───── DATA EXCERPTS ─────
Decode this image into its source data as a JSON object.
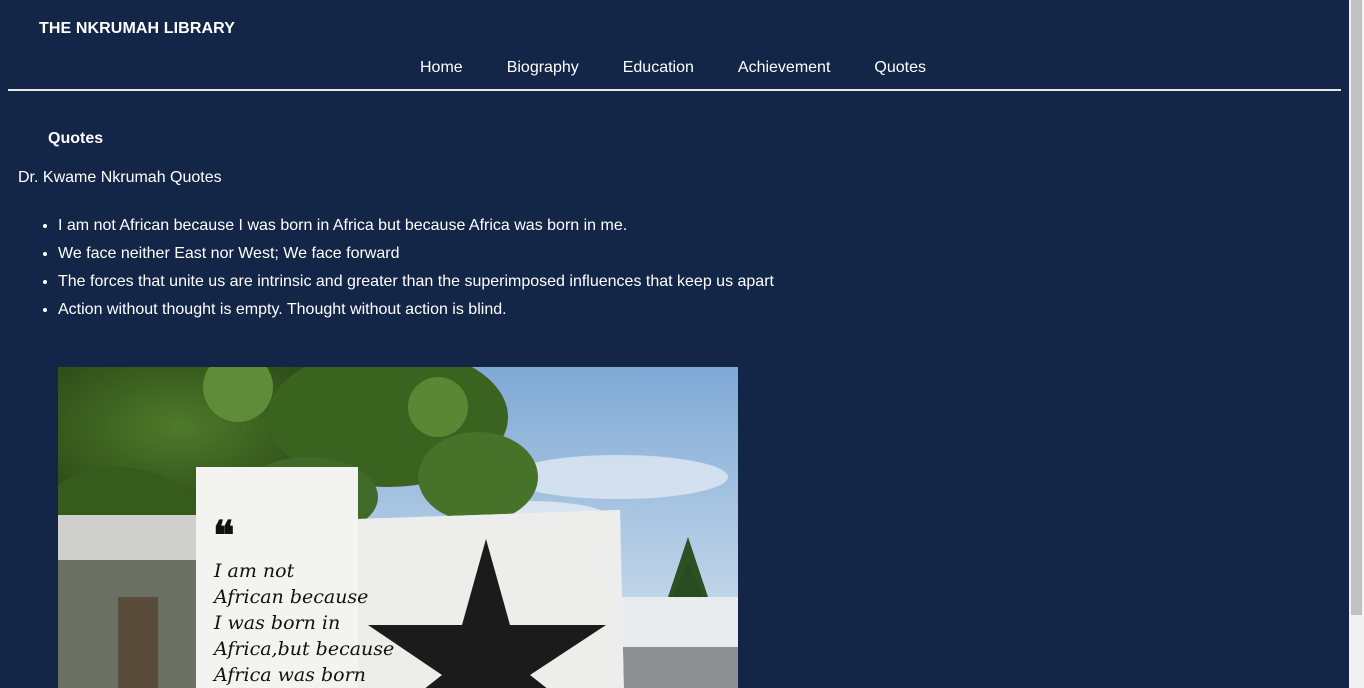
{
  "header": {
    "brand": "THE NKRUMAH LIBRARY"
  },
  "nav": {
    "items": [
      {
        "label": "Home"
      },
      {
        "label": "Biography"
      },
      {
        "label": "Education"
      },
      {
        "label": "Achievement"
      },
      {
        "label": "Quotes"
      }
    ]
  },
  "main": {
    "section_title": "Quotes",
    "subtitle": "Dr. Kwame Nkrumah Quotes",
    "quotes": [
      "I am not African because I was born in Africa but because Africa was born in me.",
      "We face neither East nor West; We face forward",
      "The forces that unite us are intrinsic and greater than the superimposed influences that keep us apart",
      "Action without thought is empty. Thought without action is blind."
    ],
    "image": {
      "quote_lines": [
        "I am not",
        "African because",
        "I was born in",
        "Africa,but because",
        "Africa was born"
      ],
      "quote_mark": "❝"
    }
  },
  "colors": {
    "background": "#132647",
    "text": "#ffffff",
    "divider": "#e6e6e6"
  }
}
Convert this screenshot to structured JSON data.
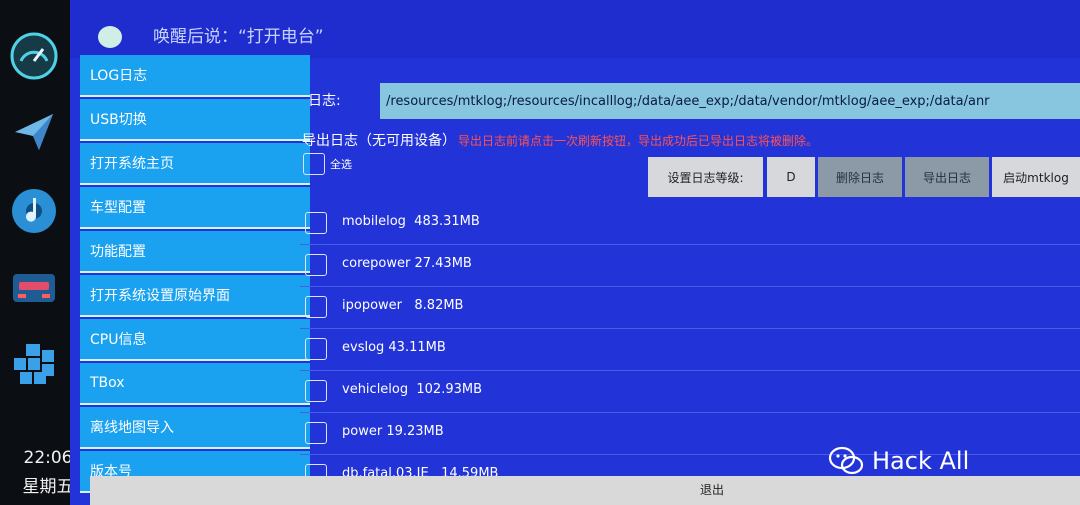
{
  "status": {
    "time": "22:06",
    "weekday": "星期五"
  },
  "dock": [
    "speedometer-icon",
    "navigation-icon",
    "music-icon",
    "car-icon",
    "apps-icon"
  ],
  "voice_hint": "唤醒后说：“打开电台”",
  "sidebar": {
    "items": [
      {
        "label": "LOG日志"
      },
      {
        "label": "USB切换"
      },
      {
        "label": "打开系统主页"
      },
      {
        "label": "车型配置"
      },
      {
        "label": "功能配置"
      },
      {
        "label": "打开系统设置原始界面"
      },
      {
        "label": "CPU信息"
      },
      {
        "label": "TBox"
      },
      {
        "label": "离线地图导入"
      },
      {
        "label": "版本号"
      }
    ]
  },
  "main": {
    "log_label": "日志:",
    "log_paths": "/resources/mtklog;/resources/incalllog;/data/aee_exp;/data/vendor/mtklog/aee_exp;/data/anr",
    "export_title": "导出日志（无可用设备）",
    "export_warning": "导出日志前请点击一次刷新按钮，导出成功后已导出日志将被删除。",
    "select_all": "全选",
    "buttons": {
      "set_level": "设置日志等级:",
      "level_value": "D",
      "delete": "删除日志",
      "export": "导出日志",
      "start_mtklog": "启动mtklog"
    },
    "logs": [
      {
        "label": "mobilelog  483.31MB"
      },
      {
        "label": "corepower 27.43MB"
      },
      {
        "label": "ipopower   8.82MB"
      },
      {
        "label": "evslog 43.11MB"
      },
      {
        "label": "vehiclelog  102.93MB"
      },
      {
        "label": "power 19.23MB"
      },
      {
        "label": "db.fatal.03.JE   14.59MB"
      }
    ]
  },
  "exit": "退出",
  "watermark": {
    "brand": "Hack All",
    "url": "blog.hackall.cn"
  },
  "colors": {
    "screen_bg": "#2233d8",
    "sidebar_item": "#1aa1f0",
    "warning": "#ff5252"
  }
}
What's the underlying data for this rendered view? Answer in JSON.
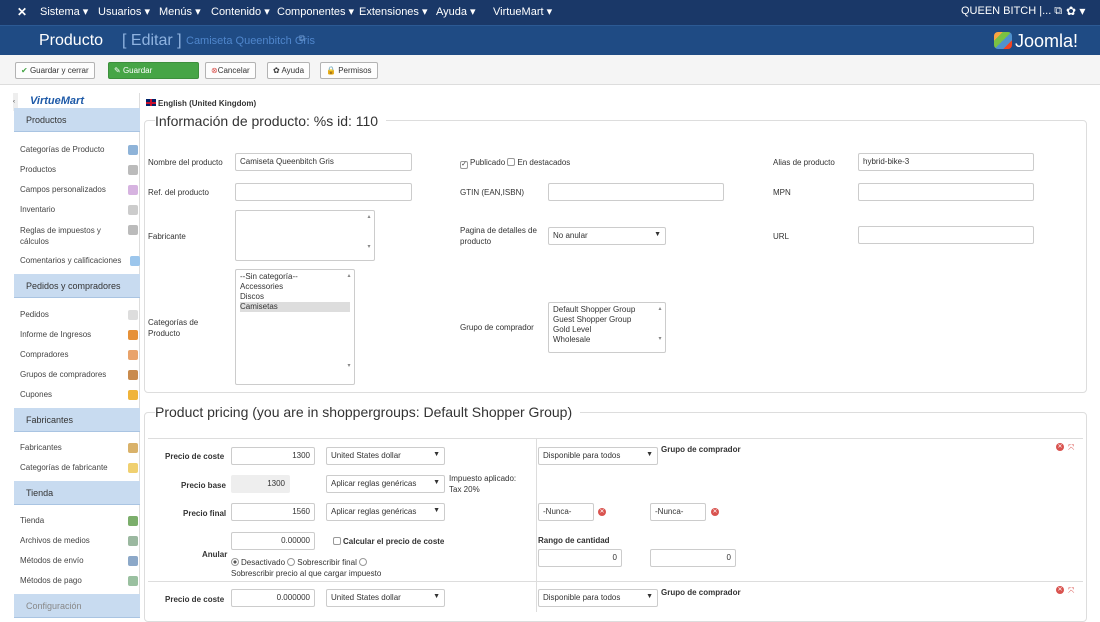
{
  "topnav": {
    "logo": "✕",
    "menus": [
      "Sistema ▾",
      "Usuarios ▾",
      "Menús ▾",
      "Contenido ▾",
      "Componentes ▾",
      "Extensiones ▾",
      "Ayuda ▾",
      "VirtueMart ▾"
    ],
    "user": "QUEEN BITCH |... ⧉",
    "cog": "✿ ▾"
  },
  "header": {
    "title": "Producto",
    "bracket_edit": "[ Editar ]",
    "product_name": "Camiseta Queenbitch Gris",
    "ext_icon": "⧉",
    "brand": "Joomla!"
  },
  "toolbar": {
    "save_close": "Guardar y cerrar",
    "save": "Guardar",
    "cancel": "Cancelar",
    "help": "Ayuda",
    "permissions": "Permisos"
  },
  "sidebar": {
    "logo": "VirtueMart",
    "collapse": "‹",
    "sections": [
      {
        "title": "Productos",
        "items": [
          "Categorías de Producto",
          "Productos",
          "Campos personalizados",
          "Inventario",
          "Reglas de impuestos y cálculos",
          "Comentarios y calificaciones"
        ]
      },
      {
        "title": "Pedidos y compradores",
        "items": [
          "Pedidos",
          "Informe de Ingresos",
          "Compradores",
          "Grupos de compradores",
          "Cupones"
        ]
      },
      {
        "title": "Fabricantes",
        "items": [
          "Fabricantes",
          "Categorías de fabricante"
        ]
      },
      {
        "title": "Tienda",
        "items": [
          "Tienda",
          "Archivos de medios",
          "Métodos de envío",
          "Métodos de pago"
        ]
      },
      {
        "title": "Configuración",
        "items": []
      }
    ]
  },
  "main": {
    "language": "English (United Kingdom)",
    "info_title": "Información de producto: %s id: 110",
    "product_name_label": "Nombre del producto",
    "product_name_value": "Camiseta Queenbitch Gris",
    "published_label": "Publicado",
    "featured_label": "En destacados",
    "alias_label": "Alias de producto",
    "alias_value": "hybrid-bike-3",
    "ref_label": "Ref. del producto",
    "gtin_label": "GTIN (EAN,ISBN)",
    "mpn_label": "MPN",
    "manufacturer_label": "Fabricante",
    "detail_page_label": "Pagina de detalles de producto",
    "detail_page_value": "No anular",
    "url_label": "URL",
    "categories_label": "Categorías de Producto",
    "categories": [
      "--Sin categoría--",
      "Accessories",
      "Discos",
      "Camisetas"
    ],
    "categories_selected": "Camisetas",
    "shopper_group_label": "Grupo de comprador",
    "shopper_groups": [
      "Default Shopper Group",
      "Guest Shopper Group",
      "Gold Level",
      "Wholesale"
    ],
    "pricing_title": "Product pricing (you are in shoppergroups: Default Shopper Group)",
    "price_rows": [
      {
        "cost_label": "Precio de coste",
        "cost_value": "1300",
        "currency": "United States dollar",
        "availability": "Disponible para todos",
        "group_label": "Grupo de comprador"
      },
      {
        "cost_label": "Precio de coste",
        "cost_value": "0.000000",
        "currency": "United States dollar",
        "availability": "Disponible para todos",
        "group_label": "Grupo de comprador"
      }
    ],
    "base_label": "Precio base",
    "base_value": "1300",
    "rules_value": "Aplicar reglas genéricas",
    "tax_applied": "Impuesto aplicado:",
    "tax_value": "Tax 20%",
    "final_label": "Precio final",
    "final_value": "1560",
    "never_1": "-Nunca-",
    "never_2": "-Nunca-",
    "override_label": "Anular",
    "override_value": "0.00000",
    "calc_cost_label": "Calcular el precio de coste",
    "qty_label": "Rango de cantidad",
    "qty_start": "0",
    "qty_end": "0",
    "radio_deactivated": "Desactivado",
    "radio_overwrite": "Sobrescribir final",
    "radio_pre_tax": "Sobrescribir precio al que cargar impuesto"
  },
  "colors": {
    "topbar": "#1a3868",
    "subhead": "#1f4b84",
    "green": "#46a546",
    "sidebar_head": "#c8dbf0"
  }
}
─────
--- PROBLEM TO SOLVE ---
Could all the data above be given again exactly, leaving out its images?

--- YOUR SOLUTION ---
Decode this image into its source data as a JSON object.
{
  "header": {
    "brand": "THE NKRUMAH LIBRARY"
  },
  "nav": {
    "items": [
      {
        "label": "Home"
      },
      {
        "label": "Biography"
      },
      {
        "label": "Education"
      },
      {
        "label": "Achievement"
      },
      {
        "label": "Quotes"
      }
    ]
  },
  "main": {
    "section_title": "Quotes",
    "subtitle": "Dr. Kwame Nkrumah Quotes",
    "quotes": [
      "I am not African because I was born in Africa but because Africa was born in me.",
      "We face neither East nor West; We face forward",
      "The forces that unite us are intrinsic and greater than the superimposed influences that keep us apart",
      "Action without thought is empty. Thought without action is blind."
    ],
    "image": {
      "quote_lines": [
        "I am not",
        "African because",
        "I was born in",
        "Africa,but because",
        "Africa was born"
      ],
      "quote_mark": "❝"
    }
  },
  "colors": {
    "background": "#132647",
    "text": "#ffffff",
    "divider": "#e6e6e6"
  }
}
Convert this screenshot to structured JSON data.
{
  "status": {
    "time": "22:06",
    "weekday": "星期五"
  },
  "dock": [
    "speedometer-icon",
    "navigation-icon",
    "music-icon",
    "car-icon",
    "apps-icon"
  ],
  "voice_hint": "唤醒后说：“打开电台”",
  "sidebar": {
    "items": [
      {
        "label": "LOG日志"
      },
      {
        "label": "USB切换"
      },
      {
        "label": "打开系统主页"
      },
      {
        "label": "车型配置"
      },
      {
        "label": "功能配置"
      },
      {
        "label": "打开系统设置原始界面"
      },
      {
        "label": "CPU信息"
      },
      {
        "label": "TBox"
      },
      {
        "label": "离线地图导入"
      },
      {
        "label": "版本号"
      }
    ]
  },
  "main": {
    "log_label": "日志:",
    "log_paths": "/resources/mtklog;/resources/incalllog;/data/aee_exp;/data/vendor/mtklog/aee_exp;/data/anr",
    "export_title": "导出日志（无可用设备）",
    "export_warning": "导出日志前请点击一次刷新按钮，导出成功后已导出日志将被删除。",
    "select_all": "全选",
    "buttons": {
      "set_level": "设置日志等级:",
      "level_value": "D",
      "delete": "删除日志",
      "export": "导出日志",
      "start_mtklog": "启动mtklog"
    },
    "logs": [
      {
        "label": "mobilelog  483.31MB"
      },
      {
        "label": "corepower 27.43MB"
      },
      {
        "label": "ipopower   8.82MB"
      },
      {
        "label": "evslog 43.11MB"
      },
      {
        "label": "vehiclelog  102.93MB"
      },
      {
        "label": "power 19.23MB"
      },
      {
        "label": "db.fatal.03.JE   14.59MB"
      }
    ]
  },
  "exit": "退出",
  "watermark": {
    "brand": "Hack All",
    "url": "blog.hackall.cn"
  },
  "colors": {
    "screen_bg": "#2233d8",
    "sidebar_item": "#1aa1f0",
    "warning": "#ff5252"
  }
}
What's the underlying data for this rendered view? Answer in JSON.
{
  "topnav": {
    "logo": "✕",
    "menus": [
      "Sistema ▾",
      "Usuarios ▾",
      "Menús ▾",
      "Contenido ▾",
      "Componentes ▾",
      "Extensiones ▾",
      "Ayuda ▾",
      "VirtueMart ▾"
    ],
    "user": "QUEEN BITCH |... ⧉",
    "cog": "✿ ▾"
  },
  "header": {
    "title": "Producto",
    "bracket_edit": "[ Editar ]",
    "product_name": "Camiseta Queenbitch Gris",
    "ext_icon": "⧉",
    "brand": "Joomla!"
  },
  "toolbar": {
    "save_close": "Guardar y cerrar",
    "save": "Guardar",
    "cancel": "Cancelar",
    "help": "Ayuda",
    "permissions": "Permisos"
  },
  "sidebar": {
    "logo": "VirtueMart",
    "collapse": "‹",
    "sections": [
      {
        "title": "Productos",
        "items": [
          "Categorías de Producto",
          "Productos",
          "Campos personalizados",
          "Inventario",
          "Reglas de impuestos y cálculos",
          "Comentarios y calificaciones"
        ]
      },
      {
        "title": "Pedidos y compradores",
        "items": [
          "Pedidos",
          "Informe de Ingresos",
          "Compradores",
          "Grupos de compradores",
          "Cupones"
        ]
      },
      {
        "title": "Fabricantes",
        "items": [
          "Fabricantes",
          "Categorías de fabricante"
        ]
      },
      {
        "title": "Tienda",
        "items": [
          "Tienda",
          "Archivos de medios",
          "Métodos de envío",
          "Métodos de pago"
        ]
      },
      {
        "title": "Configuración",
        "items": []
      }
    ]
  },
  "main": {
    "language": "English (United Kingdom)",
    "info_title": "Información de producto: %s id: 110",
    "product_name_label": "Nombre del producto",
    "product_name_value": "Camiseta Queenbitch Gris",
    "published_label": "Publicado",
    "featured_label": "En destacados",
    "alias_label": "Alias de producto",
    "alias_value": "hybrid-bike-3",
    "ref_label": "Ref. del producto",
    "gtin_label": "GTIN (EAN,ISBN)",
    "mpn_label": "MPN",
    "manufacturer_label": "Fabricante",
    "detail_page_label": "Pagina de detalles de producto",
    "detail_page_value": "No anular",
    "url_label": "URL",
    "categories_label": "Categorías de Producto",
    "categories": [
      "--Sin categoría--",
      "Accessories",
      "Discos",
      "Camisetas"
    ],
    "categories_selected": "Camisetas",
    "shopper_group_label": "Grupo de comprador",
    "shopper_groups": [
      "Default Shopper Group",
      "Guest Shopper Group",
      "Gold Level",
      "Wholesale"
    ],
    "pricing_title": "Product pricing (you are in shoppergroups: Default Shopper Group)",
    "price_rows": [
      {
        "cost_label": "Precio de coste",
        "cost_value": "1300",
        "currency": "United States dollar",
        "availability": "Disponible para todos",
        "group_label": "Grupo de comprador"
      },
      {
        "cost_label": "Precio de coste",
        "cost_value": "0.000000",
        "currency": "United States dollar",
        "availability": "Disponible para todos",
        "group_label": "Grupo de comprador"
      }
    ],
    "base_label": "Precio base",
    "base_value": "1300",
    "rules_value": "Aplicar reglas genéricas",
    "tax_applied": "Impuesto aplicado:",
    "tax_value": "Tax 20%",
    "final_label": "Precio final",
    "final_value": "1560",
    "never_1": "-Nunca-",
    "never_2": "-Nunca-",
    "override_label": "Anular",
    "override_value": "0.00000",
    "calc_cost_label": "Calcular el precio de coste",
    "qty_label": "Rango de cantidad",
    "qty_start": "0",
    "qty_end": "0",
    "radio_deactivated": "Desactivado",
    "radio_overwrite": "Sobrescribir final",
    "radio_pre_tax": "Sobrescribir precio al que cargar impuesto"
  },
  "colors": {
    "topbar": "#1a3868",
    "subhead": "#1f4b84",
    "green": "#46a546",
    "sidebar_head": "#c8dbf0"
  }
}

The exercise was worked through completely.